Yoga, Pranayama, Meditation, self reflection and Marma Therapy help alleviate stress, boost immunity and increase Sattva. Sadvrutta practices like preventive health routines, following natural rhythms and codes of conduct that improve mental, physical and social health enhance resilience. Soothing the senses and avoiding sensory overload calms the mind and is part of a Dinacharya practice that includes:
- Eyes/Visual – Akshi Tarpana, Color Therapy, periodically resting the eyes and doing eye exercises
- Nose/Smell/Respiration – Nasya, Neti Pot, steam inhalation and Aromatherapy with essential oils
- Skin/Tactile – Abhyanga, Shirodhara and Marma. These practices go much beyond soothing the tactile sense and are employed in many therapeutic ways.
- Ears/Hearing – Karna Poorna (medicated oil in the ears), Chanting and Soothing music
- Tongue/Taste – Tongue cleaning, having nourishing food at regular meal times, herbal teas, avoiding overeating
COVID-19 recovery could be arduous and it is commendable that the Indian government has issued guidelines that pay attention to the vital aspect of mental health by recommending in an integrative manner, Ayurveda, herbs like Turmeric milk and Chyawanprash, Yoga, counseling and social support. India is the birthplace of Ayurveda where it is practiced as a form of medicine and gives paramount importance to holistic health.
The entire consciousness is connected and this is a tough time we are navigating. In the words of Dr. Frawley, “Outer difficulties push us back on our inner strength. We have been relying too much on external factors for our wellbeing. We must recognize that our ultimate strength lies within our own consciousness for which this current human life is but one episode in a greater cosmic existence.”
Om Sarve Bhavantu Sukhinah Sarve Santu Nir Amayaah
Sarve Bhandraani Pashyantu Maa Kaschid Dukha Bhaag Bhavet

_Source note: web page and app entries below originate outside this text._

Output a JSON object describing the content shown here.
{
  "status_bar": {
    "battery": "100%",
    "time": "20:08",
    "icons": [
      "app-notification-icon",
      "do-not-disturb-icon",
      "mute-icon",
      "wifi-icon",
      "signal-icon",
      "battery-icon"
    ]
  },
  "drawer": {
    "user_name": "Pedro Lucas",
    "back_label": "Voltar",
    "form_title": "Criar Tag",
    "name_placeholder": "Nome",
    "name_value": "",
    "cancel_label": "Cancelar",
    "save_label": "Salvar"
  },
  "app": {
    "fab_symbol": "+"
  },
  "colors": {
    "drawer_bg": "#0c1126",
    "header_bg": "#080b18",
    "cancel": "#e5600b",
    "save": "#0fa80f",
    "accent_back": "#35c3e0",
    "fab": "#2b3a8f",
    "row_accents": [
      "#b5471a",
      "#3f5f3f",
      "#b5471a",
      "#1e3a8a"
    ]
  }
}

Om Shanti Shanti Shantihi
May all beings be happy, may none fall ill, may all behold auspiciousness everywhere, may none ever encounter sorrow. May there be peace.